Jacob deGrom is an anagram of Mr. Ace: Job? God. And that’s the way he’s pitched. So when Ian Anderson gave up a run in the top of the first, you realized the Braves were skating away on the thin ice of a new day. But then the guy who hadn’t given up three runs in a start all year, the guy who had had only given more than one run once all year, gave up three in the bottom of the first, with the critical blow a two-strike two-run line-drive-to-right homer by Riley.

After giving up two hits to start the 2nd, he was the great God deGrom. The entry immediately after “Hamster” is the Braves Journal Glossary is “Hibernation Mode.” That’s a little unfair when you’re facing deGrom, but 18 straight retired batters with 11 strikeouts (14 overall), if not hibernation, is at least a very healthy siesta.

Anderson gave up a solo shot to Dom Smith to make a one-run game in the seventh, but other than that he was completely in control after the first inning. But this is 2021. Guarding a one run in the eighth has all the guarantee of a Bernie Madoff promise to make a high enough return to easily pay Bobby Bonilla‘s salary outyears.

This was clearly shaping up to be a three Grammy-winner night. Tull was followed by Coldplay’s frontman, who got into trouble in the eighth, but got Alonzo to snuff out a threat. A similar threat in the bottom of the inning was similarly thwarted.

So the Fresh Prince completed the Grammy Trifecta, and blew yet another save on a hanger to Dom Smith for his second homer. This was, somewhat oddly, only the second game in which all three played in the same game, and the only game in which they were the only three Braves pitchers.

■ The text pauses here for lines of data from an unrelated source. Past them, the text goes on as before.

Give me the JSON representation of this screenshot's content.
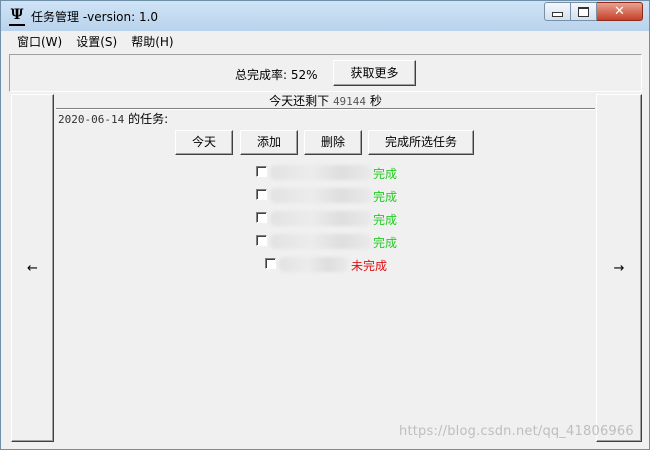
{
  "window": {
    "title": "任务管理 -version: 1.0",
    "app_icon_glyph": "𝄔",
    "app_icon_name": "app-logo-icon",
    "close_glyph": "✕"
  },
  "menu": {
    "items": [
      {
        "label": "窗口(W)"
      },
      {
        "label": "设置(S)"
      },
      {
        "label": "帮助(H)"
      }
    ]
  },
  "top": {
    "rate_label": "总完成率: 52%",
    "more_button": "获取更多"
  },
  "nav": {
    "left_arrow": "←",
    "right_arrow": "→"
  },
  "countdown": {
    "prefix": "今天还剩下",
    "seconds": "49144",
    "suffix": "秒"
  },
  "tasks_header": {
    "date": "2020-06-14",
    "label": "的任务:"
  },
  "buttons": {
    "today": "今天",
    "add": "添加",
    "delete": "删除",
    "complete_selected": "完成所选任务"
  },
  "tasks": [
    {
      "status": "完成",
      "status_color": "#22cc22"
    },
    {
      "status": "完成",
      "status_color": "#22cc22"
    },
    {
      "status": "完成",
      "status_color": "#22cc22"
    },
    {
      "status": "完成",
      "status_color": "#22cc22"
    },
    {
      "status": "未完成",
      "status_color": "#dd1111"
    }
  ],
  "watermark": "https://blog.csdn.net/qq_41806966"
}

So then came the bottom of the ninth, facing Seth Lugo. The Mets, unsatisfied with the prospect of giving the Braves a runner on second to start the tenth inning, gave them a runner on second (Heredia) to start the ninth via a Lugo error. Heredia advanced to third on a productive out by the Panda. Kevan Smith proved he can only hit deGrom by striking out. Acuna was walked intentionally and Inciarte somehow worked a walk after going down 0-2. On the first pitch to Freddie, he rapped a ball off Lugo’s ankle which rebounded to Guillorme at third. Ronald was not running hard to third and it is possible, but not inevitable, that Guillorme could have beaten him to the bag to go to extra innings. Instead, he tried to get Freddie at first, which was impossible.

Will Smith got the win. Clearly, he deserved it. (OK, he didn’t, but we deserved a win for a change.)

The Braves are now over .500 at home and two under overall. As Tim McGraw’s daddy used to say: You gotta believe. Ok, maybe that’s not quite erudite enough, and I haven’t given any Latin phrases in this entry. So let’s go to Tertullian, a third century author whose most famous phrase (which he didn’t exactly say, but this is a Braves blog, not a scholarly disquisition) is Credo quia absurdum. “I believe because it is impossible.” That’s how the Braves season is going to go. What does it matter whether we have the tools to win or not? Have faith and we will.